Oil rose for a third day as global output threats compound already red-hot markets for physical supplies, while the Group of Seven agreed to look into a price cap for Russian oil.
West Texas Intermediate futures rose to trade near $112 on Tuesday. G-7 leaders said they want ministers to urgently examine how prices of Russian oil and gas can be curbed, a move that comes as government data shows that Urals has appreciated relative to Brent crude.
The most notable moves in recent days have been in more specialist market gauges. A contract known as the Dated-to-Frontline swap — an indicator of the strength in the key North Sea market underpinning much of the world’s crude pricing — hit a record of more than $5 a barrel. The rally comes amid growing supply outages in Libya and Ecuador, exacerbating ongoing market tightness.
“We’re in the crunch period, it’s hard to see any meaningful price relief for crude,” said John Kilduff. There’s a lot of strength with China relaxing its Covid restrictions and starting its independent refiners, “we’re going to have another chunk of demand for crude oil,” as China relaxes its Covid-19 restrictions.
Oil is up about 50% this year, but the strength in physical markets has run contrary to a sharp slide in headline prices in recent weeks.
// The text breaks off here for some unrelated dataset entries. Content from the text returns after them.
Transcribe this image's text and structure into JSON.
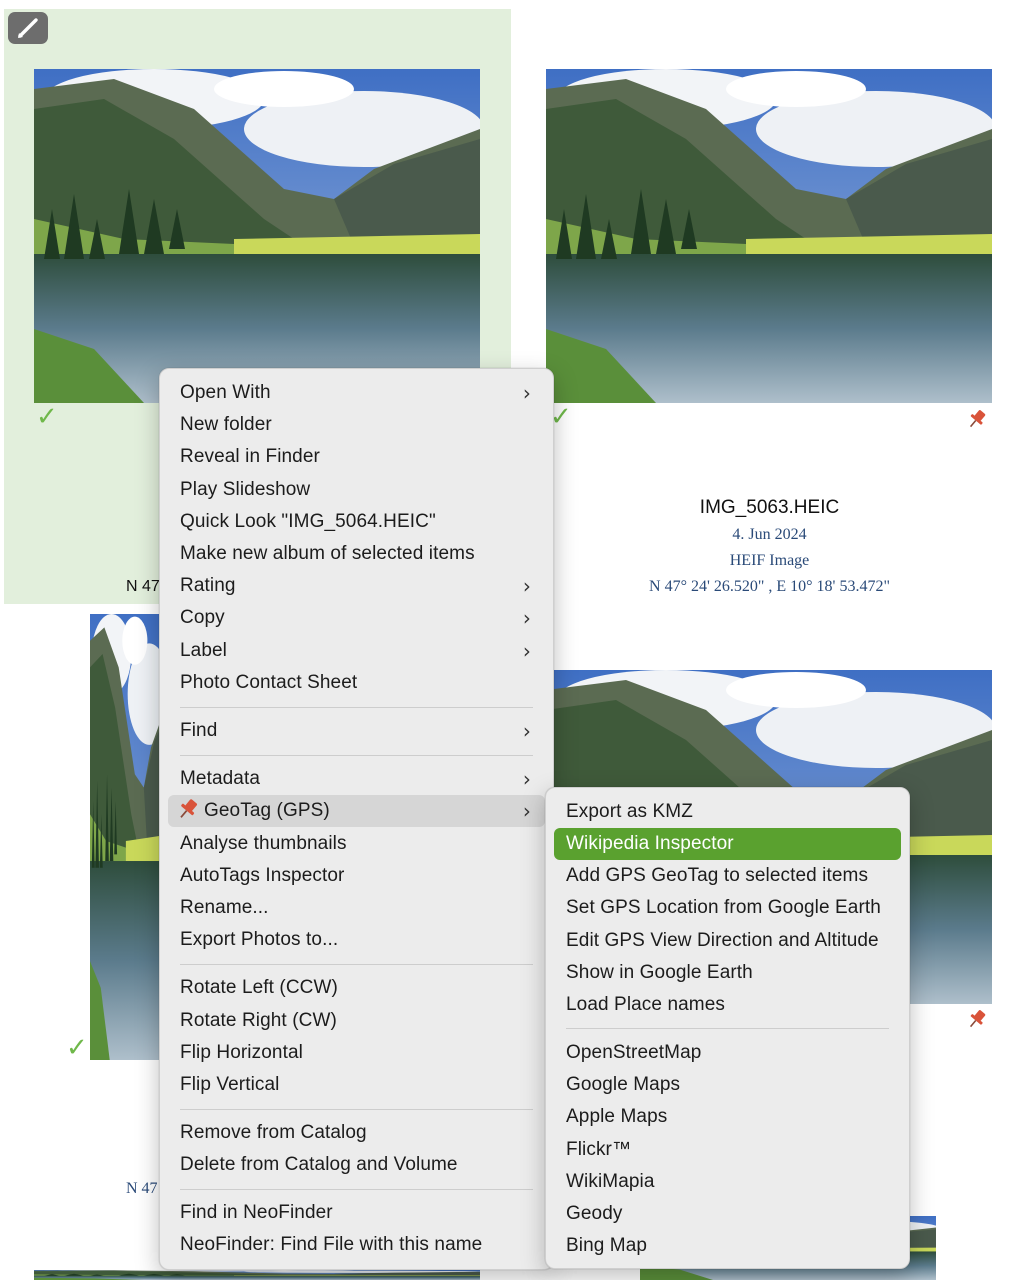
{
  "thumbnails": {
    "top_right": {
      "filename": "IMG_5063.HEIC",
      "date": "4. Jun 2024",
      "kind": "HEIF Image",
      "coordinates": "N 47° 24' 26.520\" , E 10° 18' 53.472\""
    },
    "top_left_coord_fragment": "N 47",
    "bottom_left_coord_fragment": "N 47"
  },
  "context_menu": {
    "items": [
      {
        "label": "Open With",
        "submenu": true
      },
      {
        "label": "New folder"
      },
      {
        "label": "Reveal in Finder"
      },
      {
        "label": "Play Slideshow"
      },
      {
        "label": "Quick Look \"IMG_5064.HEIC\""
      },
      {
        "label": "Make new album of selected items"
      },
      {
        "label": "Rating",
        "submenu": true
      },
      {
        "label": "Copy",
        "submenu": true
      },
      {
        "label": "Label",
        "submenu": true
      },
      {
        "label": "Photo Contact Sheet"
      },
      {
        "label": "Find",
        "submenu": true
      },
      {
        "label": "Metadata",
        "submenu": true
      },
      {
        "label": "GeoTag (GPS)",
        "submenu": true,
        "icon": "pin-icon",
        "highlighted": true
      },
      {
        "label": "Analyse thumbnails"
      },
      {
        "label": "AutoTags Inspector"
      },
      {
        "label": "Rename..."
      },
      {
        "label": "Export Photos to..."
      },
      {
        "label": "Rotate Left (CCW)"
      },
      {
        "label": "Rotate Right (CW)"
      },
      {
        "label": "Flip Horizontal"
      },
      {
        "label": "Flip Vertical"
      },
      {
        "label": "Remove from Catalog"
      },
      {
        "label": "Delete from Catalog and Volume"
      },
      {
        "label": "Find in NeoFinder"
      },
      {
        "label": "NeoFinder: Find File with this name"
      }
    ]
  },
  "geotag_submenu": {
    "items": [
      {
        "label": "Export as KMZ"
      },
      {
        "label": "Wikipedia Inspector",
        "selected": true
      },
      {
        "label": "Add GPS GeoTag to selected items"
      },
      {
        "label": "Set GPS Location from Google Earth"
      },
      {
        "label": "Edit GPS View Direction and Altitude"
      },
      {
        "label": "Show in Google Earth"
      },
      {
        "label": "Load Place names"
      },
      {
        "label": "OpenStreetMap"
      },
      {
        "label": "Google Maps"
      },
      {
        "label": "Apple Maps"
      },
      {
        "label": "Flickr™"
      },
      {
        "label": "WikiMapia"
      },
      {
        "label": "Geody"
      },
      {
        "label": "Bing Map"
      }
    ]
  },
  "colors": {
    "selection_background": "#e2efdc",
    "menu_background": "#ececec",
    "active_item": "#5aa12f",
    "check": "#6fb84a",
    "pin": "#d9533a",
    "metadata_text": "#2a4a78"
  }
}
While fears of a global economic slowdown have weighed on futures, demand remains robust for now. US retail gasoline prices remain near record highs, causing pain for consumers. A recovery from Covid-19 and a shortage of refining capacity to make fuels continue to keep prices at record highs.
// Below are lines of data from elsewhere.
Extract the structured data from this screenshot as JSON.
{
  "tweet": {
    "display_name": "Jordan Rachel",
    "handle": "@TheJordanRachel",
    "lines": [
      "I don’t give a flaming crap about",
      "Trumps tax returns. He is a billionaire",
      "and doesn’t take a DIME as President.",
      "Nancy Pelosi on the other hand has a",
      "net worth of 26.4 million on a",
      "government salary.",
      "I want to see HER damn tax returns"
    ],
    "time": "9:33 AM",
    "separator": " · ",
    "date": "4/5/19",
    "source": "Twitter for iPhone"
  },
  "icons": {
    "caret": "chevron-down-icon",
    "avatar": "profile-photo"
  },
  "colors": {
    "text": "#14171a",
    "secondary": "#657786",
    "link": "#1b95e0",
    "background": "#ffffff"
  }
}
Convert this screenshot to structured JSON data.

The tight supply situation in is revealing itself in the WTI-Brent spread, grew to $6.19, the widest in almost three months. “European demand will remain robust, especially as natural gas supplies run out, while the North American demand for crude is weakening,” said Ed Moya, senior market analyst at Oanda.
- WTI for August delivery rose $2.19 to settle at $111.76 a barrel in New York.
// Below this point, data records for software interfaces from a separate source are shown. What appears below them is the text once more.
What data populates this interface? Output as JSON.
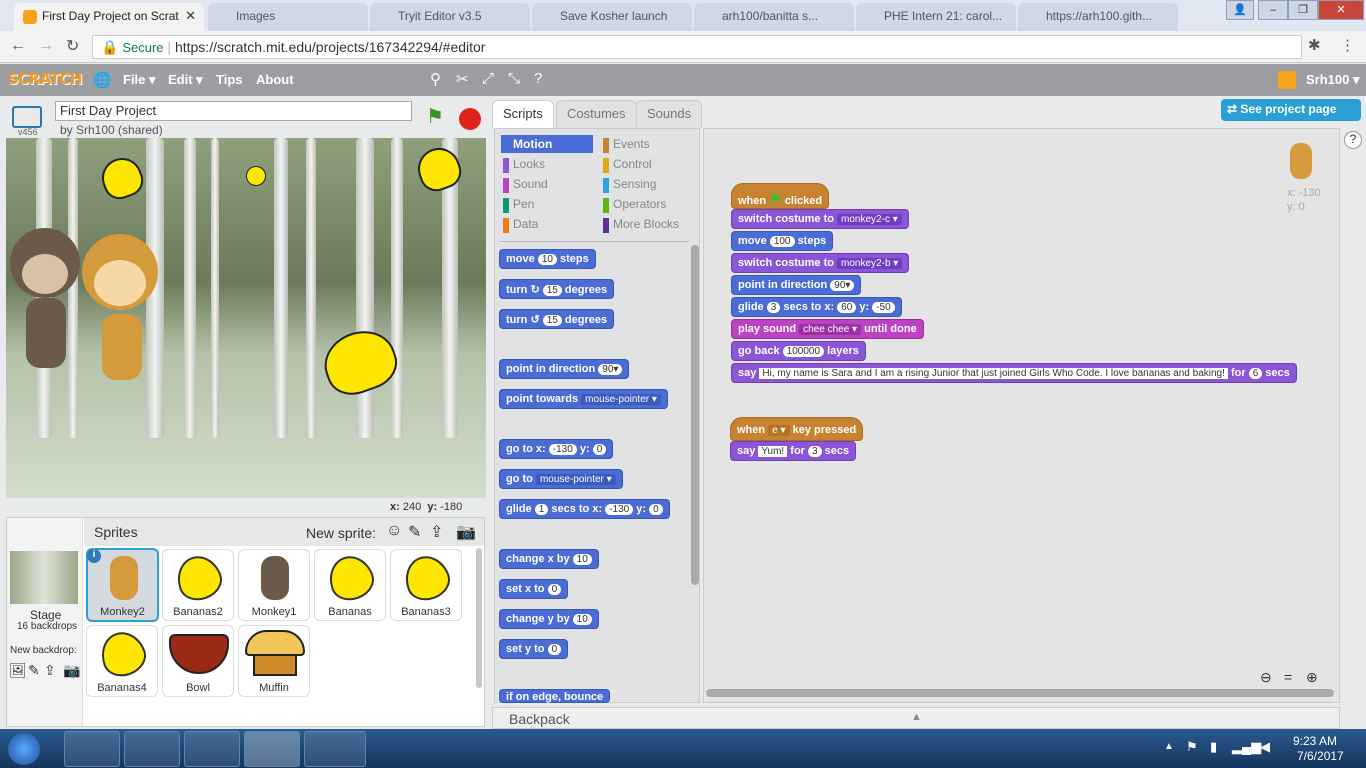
{
  "browser": {
    "tabs": [
      {
        "label": "First Day Project on Scrat",
        "active": true
      },
      {
        "label": "Images",
        "active": false
      },
      {
        "label": "Tryit Editor v3.5",
        "active": false
      },
      {
        "label": "Save Kosher launch",
        "active": false
      },
      {
        "label": "arh100/banitta s...",
        "active": false
      },
      {
        "label": "PHE Intern 21: carol...",
        "active": false
      },
      {
        "label": "https://arh100.gith...",
        "active": false
      }
    ],
    "secure_label": "Secure",
    "url": "https://scratch.mit.edu/projects/167342294/#editor"
  },
  "menubar": {
    "logo": "SCRATCH",
    "items": [
      "File ▾",
      "Edit ▾",
      "Tips",
      "About"
    ],
    "user": "Srh100 ▾",
    "see_project": "See project page"
  },
  "project": {
    "version": "v456",
    "title": "First Day Project",
    "byline": "by Srh100 (shared)",
    "stage_x_label": "x:",
    "stage_x": "240",
    "stage_y_label": "y:",
    "stage_y": "-180"
  },
  "sprites_panel": {
    "header": "Sprites",
    "new_sprite": "New sprite:",
    "stage_label": "Stage",
    "backdrops": "16 backdrops",
    "new_backdrop": "New backdrop:",
    "sprites": [
      "Monkey2",
      "Bananas2",
      "Monkey1",
      "Bananas",
      "Bananas3",
      "Bananas4",
      "Bowl",
      "Muffin"
    ],
    "selected": "Monkey2"
  },
  "editor_tabs": [
    "Scripts",
    "Costumes",
    "Sounds"
  ],
  "categories_left": [
    "Motion",
    "Looks",
    "Sound",
    "Pen",
    "Data"
  ],
  "categories_right": [
    "Events",
    "Control",
    "Sensing",
    "Operators",
    "More Blocks"
  ],
  "palette": {
    "move": [
      "move",
      "10",
      "steps"
    ],
    "turn_right": [
      "turn",
      "15",
      "degrees"
    ],
    "turn_left": [
      "turn",
      "15",
      "degrees"
    ],
    "point_dir": [
      "point in direction",
      "90▾"
    ],
    "point_towards": [
      "point towards",
      "mouse-pointer ▾"
    ],
    "goto_xy": [
      "go to x:",
      "-130",
      "y:",
      "0"
    ],
    "goto": [
      "go to",
      "mouse-pointer ▾"
    ],
    "glide": [
      "glide",
      "1",
      "secs to x:",
      "-130",
      "y:",
      "0"
    ],
    "change_x": [
      "change x by",
      "10"
    ],
    "set_x": [
      "set x to",
      "0"
    ],
    "change_y": [
      "change y by",
      "10"
    ],
    "set_y": [
      "set y to",
      "0"
    ],
    "bounce": "if on edge, bounce"
  },
  "script1": {
    "hat": [
      "when",
      "clicked"
    ],
    "b1": [
      "switch costume to",
      "monkey2-c ▾"
    ],
    "b2": [
      "move",
      "100",
      "steps"
    ],
    "b3": [
      "switch costume to",
      "monkey2-b ▾"
    ],
    "b4": [
      "point in direction",
      "90▾"
    ],
    "b5": [
      "glide",
      "3",
      "secs to x:",
      "60",
      "y:",
      "-50"
    ],
    "b6": [
      "play sound",
      "chee chee ▾",
      "until done"
    ],
    "b7": [
      "go back",
      "100000",
      "layers"
    ],
    "b8": [
      "say",
      "Hi, my name is Sara and I am a rising Junior that just joined Girls Who Code.  I love bananas and baking!",
      "for",
      "6",
      "secs"
    ]
  },
  "script2": {
    "hat": [
      "when",
      "e ▾",
      "key pressed"
    ],
    "b1": [
      "say",
      "Yum!",
      "for",
      "3",
      "secs"
    ]
  },
  "sprite_info": {
    "x": "x: -130",
    "y": "y: 0"
  },
  "backpack": "Backpack",
  "taskbar": {
    "time": "9:23 AM",
    "date": "7/6/2017"
  }
}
- Brent for August settlement gained $2.89 to $117.98 a barrel.
Oil also rose as broader sentiment was boosted by China’s move to halve the amount of time new arrivals must spend in isolation, the biggest shift yet in its pandemic policy.
Travelers to China must spend spend seven days in centralized quarantine, then monitor their health for another three days at home, according to a government protocol. That compares with 14 days of hotel quarantine in many parts of China currently, and as many as 21 days of isolation in the past.
The prospect of additional supply from two of OPEC’s key producers also looks limited. French President Emmanuel Macron told US President Joe Biden that the United Arab Emirates and Saudi Arabia already are pumping about as much as they can. Macron was relaying a conversation he had with UAE ruler Sheikh Mohammed bin Zayed. OPEC+ ministers gather on Thursday.
Published at Tue, 28 Jun 2022 12:56:43 -0700